Web page and app entries:
-=-=-=-=-

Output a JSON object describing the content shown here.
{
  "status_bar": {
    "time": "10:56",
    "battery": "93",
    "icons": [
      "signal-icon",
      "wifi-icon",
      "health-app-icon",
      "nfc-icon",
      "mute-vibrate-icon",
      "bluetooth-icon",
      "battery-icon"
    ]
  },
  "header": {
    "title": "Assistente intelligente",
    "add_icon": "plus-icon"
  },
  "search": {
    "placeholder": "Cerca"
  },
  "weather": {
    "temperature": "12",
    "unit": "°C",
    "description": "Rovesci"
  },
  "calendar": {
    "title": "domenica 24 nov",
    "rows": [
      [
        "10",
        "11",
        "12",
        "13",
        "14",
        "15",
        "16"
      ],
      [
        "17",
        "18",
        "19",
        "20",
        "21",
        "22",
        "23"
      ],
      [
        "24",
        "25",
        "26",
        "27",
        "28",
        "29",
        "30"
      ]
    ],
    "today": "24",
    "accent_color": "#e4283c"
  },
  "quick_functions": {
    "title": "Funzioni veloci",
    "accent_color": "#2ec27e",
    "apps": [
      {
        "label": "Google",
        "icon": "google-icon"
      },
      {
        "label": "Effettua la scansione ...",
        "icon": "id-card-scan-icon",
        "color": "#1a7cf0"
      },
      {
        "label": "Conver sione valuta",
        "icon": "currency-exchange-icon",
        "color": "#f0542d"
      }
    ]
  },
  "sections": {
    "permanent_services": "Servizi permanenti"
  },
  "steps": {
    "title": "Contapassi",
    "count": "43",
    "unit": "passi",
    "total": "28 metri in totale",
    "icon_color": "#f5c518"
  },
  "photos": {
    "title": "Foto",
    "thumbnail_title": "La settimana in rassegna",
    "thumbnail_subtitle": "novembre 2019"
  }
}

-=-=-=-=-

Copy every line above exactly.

Output a JSON object describing the content shown here.
{
  "status_bar": {
    "time": "10:56",
    "battery": "93",
    "icons": [
      "signal-icon",
      "wifi-icon",
      "health-app-icon",
      "nfc-icon",
      "mute-vibrate-icon",
      "bluetooth-icon",
      "battery-icon"
    ]
  },
  "header": {
    "title": "Assistente intelligente",
    "add_icon": "plus-icon"
  },
  "search": {
    "placeholder": "Cerca"
  },
  "weather": {
    "temperature": "12",
    "unit": "°C",
    "description": "Rovesci"
  },
  "calendar": {
    "title": "domenica 24 nov",
    "rows": [
      [
        "10",
        "11",
        "12",
        "13",
        "14",
        "15",
        "16"
      ],
      [
        "17",
        "18",
        "19",
        "20",
        "21",
        "22",
        "23"
      ],
      [
        "24",
        "25",
        "26",
        "27",
        "28",
        "29",
        "30"
      ]
    ],
    "today": "24",
    "accent_color": "#e4283c"
  },
  "quick_functions": {
    "title": "Funzioni veloci",
    "accent_color": "#2ec27e",
    "apps": [
      {
        "label": "Google",
        "icon": "google-icon"
      },
      {
        "label": "Effettua la scansione ...",
        "icon": "id-card-scan-icon",
        "color": "#1a7cf0"
      },
      {
        "label": "Conver sione valuta",
        "icon": "currency-exchange-icon",
        "color": "#f0542d"
      }
    ]
  },
  "sections": {
    "permanent_services": "Servizi permanenti"
  },
  "steps": {
    "title": "Contapassi",
    "count": "43",
    "unit": "passi",
    "total": "28 metri in totale",
    "icon_color": "#f5c518"
  },
  "photos": {
    "title": "Foto",
    "thumbnail_title": "La settimana in rassegna",
    "thumbnail_subtitle": "novembre 2019"
  }
}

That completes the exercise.